With the upcoming International Day Against Homophobia, Biphobia and Transphobia on May 17th which celebrates the rights of the 2SLGBTQIA+ community and raises awareness of the ongoing discrimination and violence targeted against them, I couldn’t help but reflect on my own coming out journey.
I was a late bloomer when it came to realizing I was gay. In my early 20’s, I tied the heterosexual knot, but felt like there was something missing in my marriage which I couldn’t quite put my finger on. I certainly loved my husband, but a great unspoken divide existed between us. Despite much effort and heartache, the marriage eventually dissolved for several reasons. This grieving period afforded me the space to reflect on who I was and what I wanted differently from love moving forward.
At first, I tried to fight the slowly unearthed truth of who I am for fear of judgment from my friends, family, and faith community. I was scared to lose what was most important in life – my tribe, my reputation, my sense of belonging. The coming out process for me was a long and painful experience, but eventually led to the decision that life was too short to live for the approval of others. I had to be true to myself and hold my head high. Be free to be me.
Unfortunately, that is not a luxury many 2SLGBTQIA+ people can afford. In places like Poland, 80 local governments have declared themselves “LGBT-free zones.” Brazil has been ranked the deadliest country for trans people with the former president declaring “he would rather his son die than be gay.” In Hungary, the government recently banned the legal recognition of trans and LGBT people from becoming parents. The Florida “Don’t Say Gay” law is also taking a major step backwards with banning lessons on sexual orientation, gender identity, and prohibiting only LGBTQ educators from discussing their family status.
In many African countries, 2SLGBTQIA+ people are imprisoned and even executed for simply existing. Certain Caribbean nations still hold harsh penalties for homosexuality which they deem as illegal. This makes travel to such destinations sometimes fraught with danger. I always consider the country my family and I visit with an air of anxiety and hypervigilance. On one such occasion, I had to sadly explain to my son why he couldn’t refer to me as mama while we stayed in a certain tourist spot to avoid harassment or scrutiny. This is something the straight community never has to worry about.
What I worry about most these days is young people who may not have a safe place or person to lean on as they explore who they are. I certainly had no one to talk to because it was taboo to explore questions like sexual orientation or gender identity in my circles. I don’t wish such isolation or anguish on anyone. Eventually though, I did discover some helpful reading material and connected with a “coming out” group in the city where I live. This started the process which led to meeting my future wife. We will be celebrating our 20th anniversary next year.
I’m happy to say that I haven’t looked back since. Shortly after my wife and I married, we adopted a beautiful baby boy to complete our forever family. Years ago, when we used to drop him off at daycare, other inquisitive classmates would occasionally stop and ask us, “Why does Noah have two moms?” “Double the love,” I would always say with a smile.” They got it.

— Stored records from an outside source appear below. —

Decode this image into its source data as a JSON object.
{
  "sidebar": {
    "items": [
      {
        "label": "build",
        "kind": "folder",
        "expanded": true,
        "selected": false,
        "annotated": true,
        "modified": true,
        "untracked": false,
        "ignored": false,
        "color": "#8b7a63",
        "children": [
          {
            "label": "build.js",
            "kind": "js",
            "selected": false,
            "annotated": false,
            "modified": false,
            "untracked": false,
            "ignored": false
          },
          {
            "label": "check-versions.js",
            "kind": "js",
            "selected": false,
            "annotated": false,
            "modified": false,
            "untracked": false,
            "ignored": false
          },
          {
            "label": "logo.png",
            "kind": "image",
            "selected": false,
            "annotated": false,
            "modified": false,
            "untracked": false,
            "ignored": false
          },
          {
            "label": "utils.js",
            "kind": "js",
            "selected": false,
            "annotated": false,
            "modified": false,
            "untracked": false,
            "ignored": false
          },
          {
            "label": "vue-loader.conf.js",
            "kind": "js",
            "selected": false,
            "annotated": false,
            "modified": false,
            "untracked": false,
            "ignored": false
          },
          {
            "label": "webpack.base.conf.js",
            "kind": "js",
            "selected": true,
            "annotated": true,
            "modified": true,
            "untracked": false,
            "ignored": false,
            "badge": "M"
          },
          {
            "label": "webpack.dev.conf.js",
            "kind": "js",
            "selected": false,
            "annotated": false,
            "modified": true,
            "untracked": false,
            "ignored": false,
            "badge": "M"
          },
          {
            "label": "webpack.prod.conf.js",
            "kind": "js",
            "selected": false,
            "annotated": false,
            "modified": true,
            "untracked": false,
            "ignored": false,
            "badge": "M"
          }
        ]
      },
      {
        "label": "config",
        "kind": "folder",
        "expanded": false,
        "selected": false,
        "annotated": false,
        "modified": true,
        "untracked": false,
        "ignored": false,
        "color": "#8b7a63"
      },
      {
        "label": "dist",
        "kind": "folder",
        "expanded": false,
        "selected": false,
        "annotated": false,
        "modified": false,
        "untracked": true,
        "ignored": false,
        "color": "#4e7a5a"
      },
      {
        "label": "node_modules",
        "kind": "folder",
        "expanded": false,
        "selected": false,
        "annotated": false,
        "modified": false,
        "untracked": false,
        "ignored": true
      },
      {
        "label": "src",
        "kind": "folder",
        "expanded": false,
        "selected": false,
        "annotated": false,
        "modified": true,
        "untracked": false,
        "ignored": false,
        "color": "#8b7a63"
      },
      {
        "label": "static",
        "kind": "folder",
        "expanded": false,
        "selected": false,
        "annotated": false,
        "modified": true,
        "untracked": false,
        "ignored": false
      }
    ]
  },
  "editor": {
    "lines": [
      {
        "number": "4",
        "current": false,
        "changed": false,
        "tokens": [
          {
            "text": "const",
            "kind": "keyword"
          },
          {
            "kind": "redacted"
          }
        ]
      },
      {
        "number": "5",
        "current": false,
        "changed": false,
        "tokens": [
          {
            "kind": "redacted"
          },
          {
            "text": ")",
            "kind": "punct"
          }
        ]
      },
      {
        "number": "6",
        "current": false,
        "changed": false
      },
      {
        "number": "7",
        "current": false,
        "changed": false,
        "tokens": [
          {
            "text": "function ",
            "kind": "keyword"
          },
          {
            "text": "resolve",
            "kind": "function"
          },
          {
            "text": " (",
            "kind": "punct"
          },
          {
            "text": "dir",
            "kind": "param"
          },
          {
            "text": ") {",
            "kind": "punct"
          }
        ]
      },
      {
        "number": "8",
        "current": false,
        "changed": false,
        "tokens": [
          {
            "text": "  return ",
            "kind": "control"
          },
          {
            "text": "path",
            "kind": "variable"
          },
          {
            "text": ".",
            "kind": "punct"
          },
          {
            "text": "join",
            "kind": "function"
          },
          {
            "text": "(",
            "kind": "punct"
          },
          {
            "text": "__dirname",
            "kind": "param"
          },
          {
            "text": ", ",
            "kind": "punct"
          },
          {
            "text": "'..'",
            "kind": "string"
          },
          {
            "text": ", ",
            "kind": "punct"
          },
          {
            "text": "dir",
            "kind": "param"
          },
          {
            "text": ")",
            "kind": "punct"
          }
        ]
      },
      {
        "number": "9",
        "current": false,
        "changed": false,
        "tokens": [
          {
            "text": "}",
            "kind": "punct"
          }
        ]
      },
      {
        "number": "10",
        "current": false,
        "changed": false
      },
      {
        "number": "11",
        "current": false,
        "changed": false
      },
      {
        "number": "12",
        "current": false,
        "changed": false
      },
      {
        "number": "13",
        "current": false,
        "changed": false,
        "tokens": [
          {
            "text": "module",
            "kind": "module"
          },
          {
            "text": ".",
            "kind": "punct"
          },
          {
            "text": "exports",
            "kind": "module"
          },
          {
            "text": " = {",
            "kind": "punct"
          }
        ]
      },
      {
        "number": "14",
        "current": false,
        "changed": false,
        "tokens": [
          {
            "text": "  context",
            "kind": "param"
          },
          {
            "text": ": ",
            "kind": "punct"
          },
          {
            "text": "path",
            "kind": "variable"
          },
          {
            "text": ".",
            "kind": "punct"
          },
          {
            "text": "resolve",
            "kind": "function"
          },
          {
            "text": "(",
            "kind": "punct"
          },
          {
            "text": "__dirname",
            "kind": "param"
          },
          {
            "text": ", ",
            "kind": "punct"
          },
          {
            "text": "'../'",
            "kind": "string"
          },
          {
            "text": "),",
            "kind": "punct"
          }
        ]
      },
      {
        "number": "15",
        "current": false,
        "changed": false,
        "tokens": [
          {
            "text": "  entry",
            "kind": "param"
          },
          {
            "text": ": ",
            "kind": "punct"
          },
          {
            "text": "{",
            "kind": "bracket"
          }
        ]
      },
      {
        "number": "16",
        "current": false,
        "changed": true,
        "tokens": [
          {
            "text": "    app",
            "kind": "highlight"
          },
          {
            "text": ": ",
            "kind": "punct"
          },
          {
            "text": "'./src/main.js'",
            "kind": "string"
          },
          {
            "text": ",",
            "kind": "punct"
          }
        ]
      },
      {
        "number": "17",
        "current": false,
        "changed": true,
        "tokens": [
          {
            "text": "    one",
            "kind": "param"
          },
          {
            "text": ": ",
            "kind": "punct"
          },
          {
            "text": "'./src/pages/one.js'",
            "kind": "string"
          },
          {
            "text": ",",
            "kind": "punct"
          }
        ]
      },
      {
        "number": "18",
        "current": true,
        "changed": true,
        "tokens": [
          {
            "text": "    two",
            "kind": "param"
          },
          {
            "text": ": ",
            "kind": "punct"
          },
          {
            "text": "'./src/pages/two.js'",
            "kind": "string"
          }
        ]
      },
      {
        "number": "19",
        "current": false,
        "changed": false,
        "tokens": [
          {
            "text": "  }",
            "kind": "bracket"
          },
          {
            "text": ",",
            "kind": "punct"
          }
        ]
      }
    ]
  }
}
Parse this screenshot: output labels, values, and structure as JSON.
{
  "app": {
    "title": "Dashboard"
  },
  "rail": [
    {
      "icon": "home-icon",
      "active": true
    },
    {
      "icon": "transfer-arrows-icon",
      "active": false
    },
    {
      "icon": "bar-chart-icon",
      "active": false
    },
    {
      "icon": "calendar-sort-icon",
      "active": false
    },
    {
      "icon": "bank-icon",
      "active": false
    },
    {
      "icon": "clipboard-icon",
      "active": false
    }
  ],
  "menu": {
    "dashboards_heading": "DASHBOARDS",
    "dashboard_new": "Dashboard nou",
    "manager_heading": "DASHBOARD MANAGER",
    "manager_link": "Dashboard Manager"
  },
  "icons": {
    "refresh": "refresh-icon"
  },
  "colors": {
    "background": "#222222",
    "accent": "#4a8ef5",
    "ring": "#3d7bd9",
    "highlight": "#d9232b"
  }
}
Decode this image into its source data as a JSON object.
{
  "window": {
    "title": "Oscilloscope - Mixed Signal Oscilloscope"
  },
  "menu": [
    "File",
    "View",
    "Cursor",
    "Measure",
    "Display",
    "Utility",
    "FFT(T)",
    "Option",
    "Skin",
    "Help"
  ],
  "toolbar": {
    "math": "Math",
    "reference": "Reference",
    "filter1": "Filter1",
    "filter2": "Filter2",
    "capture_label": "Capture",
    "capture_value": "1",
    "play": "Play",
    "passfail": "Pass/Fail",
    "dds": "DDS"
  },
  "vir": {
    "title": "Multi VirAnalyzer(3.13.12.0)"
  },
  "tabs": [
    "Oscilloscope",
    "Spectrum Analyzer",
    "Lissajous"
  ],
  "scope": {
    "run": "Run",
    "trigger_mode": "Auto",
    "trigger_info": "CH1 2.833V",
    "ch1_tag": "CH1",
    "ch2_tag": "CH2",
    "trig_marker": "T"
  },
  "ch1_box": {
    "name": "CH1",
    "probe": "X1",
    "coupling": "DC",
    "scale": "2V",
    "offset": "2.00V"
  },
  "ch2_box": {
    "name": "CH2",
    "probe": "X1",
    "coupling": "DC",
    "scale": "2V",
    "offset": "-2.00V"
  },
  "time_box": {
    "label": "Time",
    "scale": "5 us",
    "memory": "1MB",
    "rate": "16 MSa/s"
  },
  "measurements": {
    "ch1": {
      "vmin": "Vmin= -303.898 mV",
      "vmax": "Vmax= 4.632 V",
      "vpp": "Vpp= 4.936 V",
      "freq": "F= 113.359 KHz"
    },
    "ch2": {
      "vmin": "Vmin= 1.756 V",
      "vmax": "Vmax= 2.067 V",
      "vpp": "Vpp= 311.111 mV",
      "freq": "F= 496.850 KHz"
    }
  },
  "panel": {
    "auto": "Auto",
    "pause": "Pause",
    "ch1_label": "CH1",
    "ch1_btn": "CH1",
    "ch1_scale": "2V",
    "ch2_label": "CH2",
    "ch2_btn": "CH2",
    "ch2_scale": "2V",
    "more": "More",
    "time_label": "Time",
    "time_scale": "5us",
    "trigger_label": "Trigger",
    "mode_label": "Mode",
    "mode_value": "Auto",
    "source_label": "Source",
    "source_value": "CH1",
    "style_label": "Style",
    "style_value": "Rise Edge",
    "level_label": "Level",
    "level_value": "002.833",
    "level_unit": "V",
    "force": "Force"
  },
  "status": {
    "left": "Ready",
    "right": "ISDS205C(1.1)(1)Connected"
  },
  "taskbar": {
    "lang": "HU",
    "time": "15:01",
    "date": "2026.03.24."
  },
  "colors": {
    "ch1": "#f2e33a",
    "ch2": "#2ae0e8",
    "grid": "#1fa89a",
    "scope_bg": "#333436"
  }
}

Looking back, I am so grateful to have been born in this country at this time in history where laws are now in place to protect me and my family. Not only is my marriage recognized and protected under the Canadian Charter of Rights, but my wife and I have been able to legally adopt a child and fulfill a lifelong dream to start a family. This would never have been possible a few decades ago.
As with the civil rights movement, I never take for granted all the blood, sweat and tears endured by my predecessors to secure the wonderful freedoms I get to experience today. I am both grateful and convinced that diversity is what keeps our society healthy, vibrant and in-check. Even more reason to celebrate the International Day Against Homophobia, Biphobia and Transphobia to remind ourselves what we are for.
If you told me 20 years ago that I would be married to a woman… from a different faith tradition… and adopt a Black child… into a family with a gay father-in-law, I would never imagine it possible. But here we are in all our glory. A dazzling rainbow world where love is love. I couldn’t be happier.